High attention to detail
Attention to detail is another important skill to have as a CNA. Nearly every patient will have a plan of care that was developed by the nurse and/or doctor, and in some cases, in collaboration with the CNA. This plan of care is an extremely important document for CNAs, as it lays out how and when the patient is to receive care. Addressing all of the details in the care plan is a core part of CNA responsibilities. This is why having the ability to track details is one of the top three most important CNA skills to have.
One of the main reasons why it’s so important to have attention to detail is because nursing assistants spend so much time with their patients, and therefore have the best opportunity to notice changes in their clients’ health. A good CNA has detailed knowledge of the patients in the facility, including their usual preferences, behaviors, mental health needs, and overall physical condition and needs. CNAs may be the first people caregivers to notice small, but important changes in a patient’s condition—something that other people may miss. In addition, a CNA may be the first to notice potentially serious symptoms such as shortness of breath, leg swelling, or increased confusion. All these subtle red flags could be indicative of much more serious issues, and patients rely on CNAs to notice them and take appropriate action.
Communication is yet another important soft skill for a CNA to possess. Active, thoughtful listening is one of the most important CNA skills in any work setting. It is always important for a CNA to understand both the meaning and intent of what their patients and their families are communicating during conversations. It’s also important to communicate sensitive topics in a kind and respectful manner. Cultural differences between health care providers and clients’ families can sometimes result in misunderstandings. It is therefore important to know the basics of your patients’ culture with regard to communication.

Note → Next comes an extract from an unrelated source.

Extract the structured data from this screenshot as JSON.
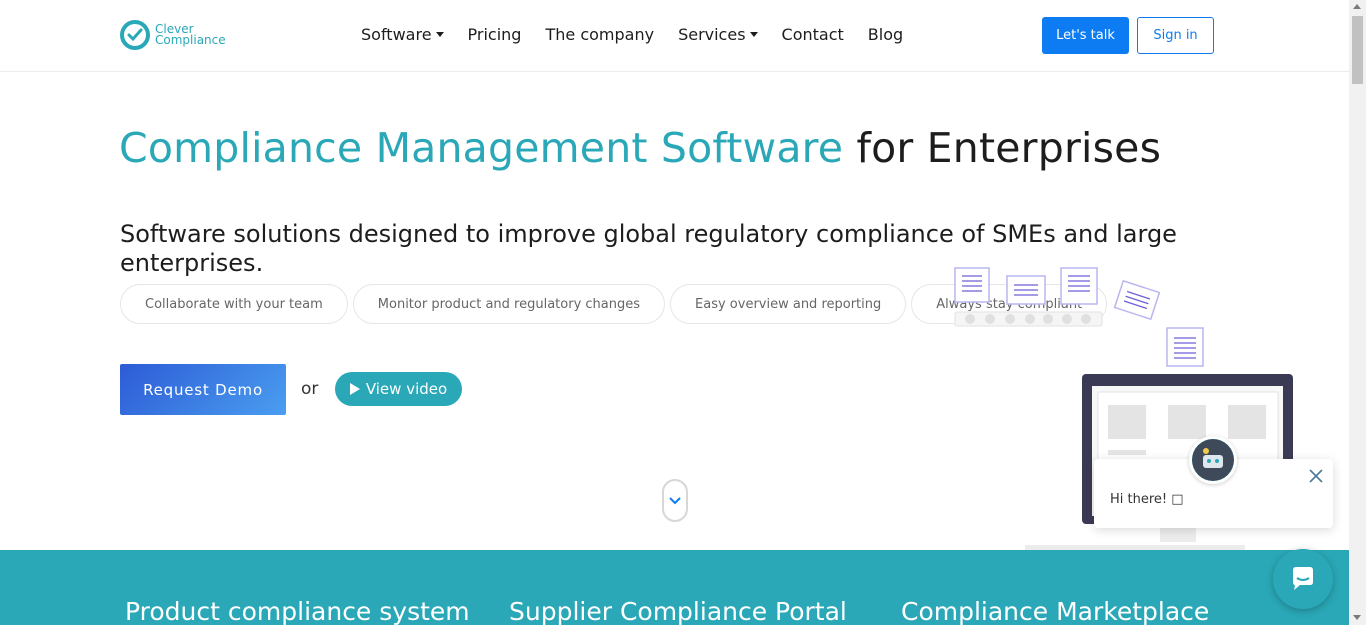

Speaking of cultural differences, CNAs come from all parts of the world and speak many different languages. This can be a great match for patients who speak languages other than English. In some settings, employers can match these patients with a CNA who speaks the same language. Your unique communication skill is a huge benefit to patients who may be feeling isolated due to not sharing a common language or means of communication with their caregivers. It’s a great reason to let employers know if you are fluent in any languages other than English.
CNAs are the backbone of any health care team. By providing direct basic patient care, you ensure that patients are maintaining the highest possible quality of life. Because you spend the most time with your patients, nurses rely on you to report anything new or unusual. In addition, you support your patients by providing compassionate and attentive care, and ensure the ongoing physical and mental well-being of their patients with strong communication skills. Working in health care can be demanding, but the role of a CNA is fulfilling because every day presents an opportunity to make a difference in someone’s life.
Are you ready to become a CNA? Here’s a preview of all the skills and qualifications you need to become a CNA.
Want to know how you can get a higher-paying CNA job? Read our CNA salary guide to find the employers, on-the-job skills, and locations that pay the most.
If you're ready to begin applying for CNA jobs, check out our CNA resume guide—complete with a free resume template, tips for writing a great resume, and pointers for common interview questions!